--- START ---

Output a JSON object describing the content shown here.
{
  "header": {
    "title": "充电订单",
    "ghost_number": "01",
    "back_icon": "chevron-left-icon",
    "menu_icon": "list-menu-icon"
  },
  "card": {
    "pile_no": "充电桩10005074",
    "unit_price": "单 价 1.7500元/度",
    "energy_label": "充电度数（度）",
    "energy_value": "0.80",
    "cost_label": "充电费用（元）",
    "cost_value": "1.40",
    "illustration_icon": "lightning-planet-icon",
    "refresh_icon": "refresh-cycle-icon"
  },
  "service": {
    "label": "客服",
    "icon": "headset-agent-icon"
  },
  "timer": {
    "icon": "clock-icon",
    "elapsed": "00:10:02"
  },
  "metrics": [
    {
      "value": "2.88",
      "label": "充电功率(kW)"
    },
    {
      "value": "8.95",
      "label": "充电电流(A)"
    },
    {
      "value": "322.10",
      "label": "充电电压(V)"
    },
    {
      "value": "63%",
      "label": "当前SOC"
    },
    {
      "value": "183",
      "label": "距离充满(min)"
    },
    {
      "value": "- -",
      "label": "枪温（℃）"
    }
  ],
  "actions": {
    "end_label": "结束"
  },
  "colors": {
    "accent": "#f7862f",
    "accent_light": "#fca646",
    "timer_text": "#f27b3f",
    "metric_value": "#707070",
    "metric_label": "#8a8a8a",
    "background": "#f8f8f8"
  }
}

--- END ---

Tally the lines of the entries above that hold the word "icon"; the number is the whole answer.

6